Recruitment and Employment of New College Graduates

Based on Keidanren's new guideline, the interview session of the recruitment process of new college graduates began on June 1. This guideline, which Keidanren modified last year, reflected requests from the government and universities, and a key change was that the start of the selection process was pushed to June in order to ensure that students have sufficient time to study in their fourth year and to avoid a prolonged recruitment period. I believe that almost all of Keidanren member companies are carrying out their recruitment processes in keeping with this guideline.

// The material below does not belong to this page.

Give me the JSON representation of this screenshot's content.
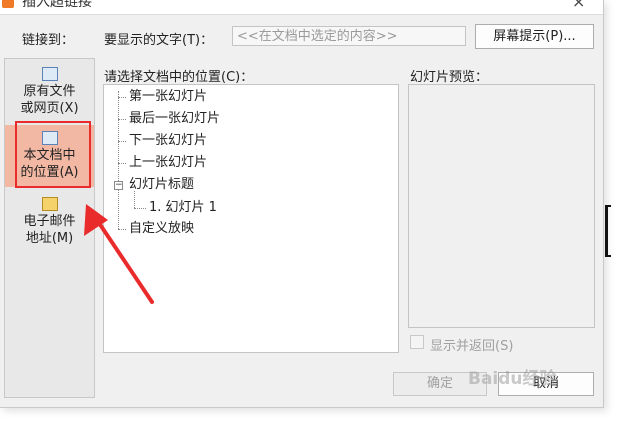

The government has also broadly requested that every company—including Keidanren members—and other business federations respect Keidanren's guideline.

Upper House Elections

Three and a half years have passed since the start of the Abe administration, and it has achieved a number of major accomplishments in the areas of domestic politics and foreign affairs. Thanks to the promotion of Abenomics, many economic indices have shown improvement. Currently, the economic recovery has come to a standstill, and in order to achieve an economy with GDP of 600 trillion yen by 2020, the government must strongly pursue the second phase of Abenomics. It is indispensable to ensure a stable political foundation to continue to carry out policies as has been done to date. I look forward to seeing the current administration continue to secure a stable political base.

Immigration Policy

Up until now, there has been hardly any debate in Japan on immigration policy. However, immigration policy should not be considered a taboo subject, but rather must be discussed as an issue for the future. I would like to give serious thought to immigration, including asking whether it will not be an issue in the mid- to long-term even if we do not think about it at all. At Keidanren, we will take time to deliberate what the most appropriate immigration policy would be based on Japan's current circumstances, national affairs, and social conditions.

Executives' Comments